- Task goal:
For the records below, tally the lines that contain "from" and give only that number.

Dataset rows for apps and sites
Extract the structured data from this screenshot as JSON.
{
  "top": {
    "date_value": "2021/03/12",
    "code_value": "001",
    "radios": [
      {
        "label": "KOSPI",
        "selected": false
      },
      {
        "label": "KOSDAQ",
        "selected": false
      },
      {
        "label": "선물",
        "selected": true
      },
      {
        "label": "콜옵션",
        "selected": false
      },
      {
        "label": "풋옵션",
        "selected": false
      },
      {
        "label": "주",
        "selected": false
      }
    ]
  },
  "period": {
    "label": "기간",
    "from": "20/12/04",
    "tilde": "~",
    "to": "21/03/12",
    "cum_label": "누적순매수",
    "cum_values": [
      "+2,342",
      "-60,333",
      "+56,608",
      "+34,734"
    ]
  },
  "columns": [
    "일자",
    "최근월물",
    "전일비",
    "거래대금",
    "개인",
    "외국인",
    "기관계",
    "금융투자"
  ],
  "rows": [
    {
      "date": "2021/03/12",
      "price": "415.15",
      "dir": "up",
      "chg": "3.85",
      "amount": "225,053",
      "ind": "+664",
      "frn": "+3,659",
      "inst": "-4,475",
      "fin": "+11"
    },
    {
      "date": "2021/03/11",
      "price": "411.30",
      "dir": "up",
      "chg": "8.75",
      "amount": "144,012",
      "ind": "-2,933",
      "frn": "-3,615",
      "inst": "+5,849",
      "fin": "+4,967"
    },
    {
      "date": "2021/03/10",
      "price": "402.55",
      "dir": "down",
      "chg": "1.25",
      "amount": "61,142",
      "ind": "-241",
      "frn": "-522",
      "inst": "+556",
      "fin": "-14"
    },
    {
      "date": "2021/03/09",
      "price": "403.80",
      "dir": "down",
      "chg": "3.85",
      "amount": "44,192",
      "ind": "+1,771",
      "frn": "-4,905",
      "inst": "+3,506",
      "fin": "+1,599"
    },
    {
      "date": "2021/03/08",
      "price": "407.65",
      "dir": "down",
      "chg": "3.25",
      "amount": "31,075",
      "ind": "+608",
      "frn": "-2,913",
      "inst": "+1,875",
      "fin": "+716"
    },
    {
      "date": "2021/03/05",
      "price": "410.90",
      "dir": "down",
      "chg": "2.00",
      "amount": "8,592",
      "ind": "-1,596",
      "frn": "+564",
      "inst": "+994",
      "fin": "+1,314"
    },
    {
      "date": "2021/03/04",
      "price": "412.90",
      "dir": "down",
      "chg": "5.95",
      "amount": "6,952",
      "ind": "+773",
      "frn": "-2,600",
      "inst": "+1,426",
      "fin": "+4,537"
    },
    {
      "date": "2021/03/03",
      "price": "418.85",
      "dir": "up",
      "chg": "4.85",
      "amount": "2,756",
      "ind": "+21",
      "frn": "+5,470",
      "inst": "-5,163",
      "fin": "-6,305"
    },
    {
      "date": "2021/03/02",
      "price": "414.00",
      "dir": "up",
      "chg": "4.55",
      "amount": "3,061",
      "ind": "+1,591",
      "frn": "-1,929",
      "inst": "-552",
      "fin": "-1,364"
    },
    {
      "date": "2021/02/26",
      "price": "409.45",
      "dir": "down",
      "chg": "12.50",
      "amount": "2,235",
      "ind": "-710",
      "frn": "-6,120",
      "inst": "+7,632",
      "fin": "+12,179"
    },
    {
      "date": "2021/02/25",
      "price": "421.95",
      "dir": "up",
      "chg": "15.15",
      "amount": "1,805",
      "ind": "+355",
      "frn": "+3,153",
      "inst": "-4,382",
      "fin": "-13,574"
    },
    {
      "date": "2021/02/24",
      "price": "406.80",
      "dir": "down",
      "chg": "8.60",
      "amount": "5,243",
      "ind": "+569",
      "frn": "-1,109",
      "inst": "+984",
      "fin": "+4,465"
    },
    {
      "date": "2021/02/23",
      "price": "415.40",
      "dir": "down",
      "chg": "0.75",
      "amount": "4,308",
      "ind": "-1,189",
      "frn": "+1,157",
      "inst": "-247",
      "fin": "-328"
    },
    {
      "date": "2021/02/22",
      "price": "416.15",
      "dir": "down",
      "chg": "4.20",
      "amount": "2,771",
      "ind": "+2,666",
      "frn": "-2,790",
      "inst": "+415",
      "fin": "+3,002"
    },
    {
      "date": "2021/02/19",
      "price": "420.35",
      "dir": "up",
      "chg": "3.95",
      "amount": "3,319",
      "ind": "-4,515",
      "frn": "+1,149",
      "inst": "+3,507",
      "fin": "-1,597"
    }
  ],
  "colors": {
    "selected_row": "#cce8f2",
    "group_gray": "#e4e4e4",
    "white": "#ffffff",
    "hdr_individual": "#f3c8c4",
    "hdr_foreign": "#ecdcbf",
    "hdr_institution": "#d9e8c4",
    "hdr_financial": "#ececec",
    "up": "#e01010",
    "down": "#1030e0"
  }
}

- Solution to the exercise:
2